You could see from the look on his face that conspiracy theorist Alex Jones knew he was in trouble.
“Your attorneys messed up,” Mark Bankston informed a stunned-looking Alex Jones. They had sent a digital copy of every text message Jones had sent. Bankston represents the parents of one of the twenty children killed in the 2012 shooting at Sandy Hook Elementary School in Newtown, Connecticut.
Since 1999, Alex Jones has used InfoWars to transform a host of outlandish claims into a multi-million dollar media business. Key among those conspiracy theories, Jones’s insistence that the attacks of September 11, 2001 on the World Trade Center and the Pentagon were a “false flag operation” and that the Sandy Hook Elementary School shooting was a hoax created by the United States government to grease the skids for gun control legislation.
The text messages that Jones’s attorneys accidentally sent to the opposing side prove that Jones knew the shooting was real, and that he knowingly misled his audience about the 2012 murder of 20 children and six teachers at Sandy Hook Elementary School.
The phone also apparently contained information about his role in the Jan. 6th attack on democracy, which means the lawyerly fumble that cost him over $49.2 million so far, may finally cost him significantly more.
Setting aside the courtroom drama and the schadenfreude of seeing a deeply unpleasant man finally facing consequences for fanning the flames of culture war, the compromise of Jones’s phone data highlights another scourge in America: Bad cyber hygiene.
The cost of the average cyber data incident is $4.35 million this year.
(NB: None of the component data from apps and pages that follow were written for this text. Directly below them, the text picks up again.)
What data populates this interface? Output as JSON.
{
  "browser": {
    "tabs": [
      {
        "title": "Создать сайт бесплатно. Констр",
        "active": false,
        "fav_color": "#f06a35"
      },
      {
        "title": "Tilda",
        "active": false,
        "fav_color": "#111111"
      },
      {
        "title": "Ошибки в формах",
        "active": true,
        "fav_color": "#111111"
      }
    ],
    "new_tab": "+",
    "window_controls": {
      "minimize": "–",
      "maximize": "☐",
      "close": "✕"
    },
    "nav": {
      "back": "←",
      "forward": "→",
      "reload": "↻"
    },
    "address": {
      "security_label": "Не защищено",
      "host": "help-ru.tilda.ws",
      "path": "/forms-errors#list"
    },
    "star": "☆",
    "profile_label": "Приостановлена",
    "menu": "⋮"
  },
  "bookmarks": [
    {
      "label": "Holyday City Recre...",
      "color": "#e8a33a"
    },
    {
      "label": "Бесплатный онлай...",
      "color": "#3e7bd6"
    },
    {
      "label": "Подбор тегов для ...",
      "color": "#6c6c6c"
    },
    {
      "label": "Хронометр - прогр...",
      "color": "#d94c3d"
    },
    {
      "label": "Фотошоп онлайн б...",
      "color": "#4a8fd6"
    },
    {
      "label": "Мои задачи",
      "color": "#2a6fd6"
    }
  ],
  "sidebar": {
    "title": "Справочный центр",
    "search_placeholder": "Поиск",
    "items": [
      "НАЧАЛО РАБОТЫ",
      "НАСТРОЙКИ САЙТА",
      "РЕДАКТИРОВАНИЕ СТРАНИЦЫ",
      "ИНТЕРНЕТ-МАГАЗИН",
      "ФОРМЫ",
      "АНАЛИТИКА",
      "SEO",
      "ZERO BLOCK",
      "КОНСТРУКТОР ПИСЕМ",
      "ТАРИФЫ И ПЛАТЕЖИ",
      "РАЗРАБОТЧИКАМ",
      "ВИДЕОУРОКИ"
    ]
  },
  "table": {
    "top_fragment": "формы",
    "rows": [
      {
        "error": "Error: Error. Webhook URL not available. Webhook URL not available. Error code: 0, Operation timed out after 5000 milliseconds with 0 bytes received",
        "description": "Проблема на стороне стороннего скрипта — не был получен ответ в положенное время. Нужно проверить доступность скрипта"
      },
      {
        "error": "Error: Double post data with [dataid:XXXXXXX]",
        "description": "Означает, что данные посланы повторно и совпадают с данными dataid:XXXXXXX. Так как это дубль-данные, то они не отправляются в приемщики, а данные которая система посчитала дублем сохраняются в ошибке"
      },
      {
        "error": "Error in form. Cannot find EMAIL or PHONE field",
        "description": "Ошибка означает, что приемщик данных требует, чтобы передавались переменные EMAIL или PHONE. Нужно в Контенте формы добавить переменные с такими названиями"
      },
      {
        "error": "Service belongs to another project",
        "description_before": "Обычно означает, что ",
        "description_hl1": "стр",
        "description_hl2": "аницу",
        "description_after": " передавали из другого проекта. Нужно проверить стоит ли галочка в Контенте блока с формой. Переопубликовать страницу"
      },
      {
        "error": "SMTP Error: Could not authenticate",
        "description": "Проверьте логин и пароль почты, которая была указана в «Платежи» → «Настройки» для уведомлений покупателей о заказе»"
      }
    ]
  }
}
While that is a fraction of the amount of money that the leak of his phone data has cost Alex Jones so far, it should serve as a teachable moment for any organization.
Poor data hygiene is the root cause of most information breaches, compromises, leaks and hacks. Jones’s attorneys failed to protect sensitive data, and we’ve most likely not seen all the consequences of that failure.
So, what can we learn? While we don’t know how the phone data was stored or accidentally sent, had it been password-protected the opposition would have been standing on shakier ground, since they would have had to pick a digital lock to access the information–something that might be protected by law.
Jones’s attorneys are by no means alone in practicing poor data hygiene. The SolarWinds hack happened because a key Federal vendor used “solarwinds123” as a password. The Equifax breach that exposed the data of 150 million people was traced back to an uninstalled software patch.
Regardless, the data should have been air-gapped, i.e., not stored on a computer or network, and not accessible via the Internet. The data could not have been sent easily had it been stored on an air-gapped device. Most organizations have data that is as sensitive as Jones’s complete and unabridged texts, and it should be stored in an encrypted form on an air-gapped device protected by multi-factor authentication.
As Alex Jones is discovering this week, data can be very valuable. A failure to organize, silo and protect data can be an extinction-level event. Human error is inevitable, which is why cybersecurity and good data hygiene matter. And so, finally, Alex Jones has managed to circulate some useful information, and for that we should be grateful.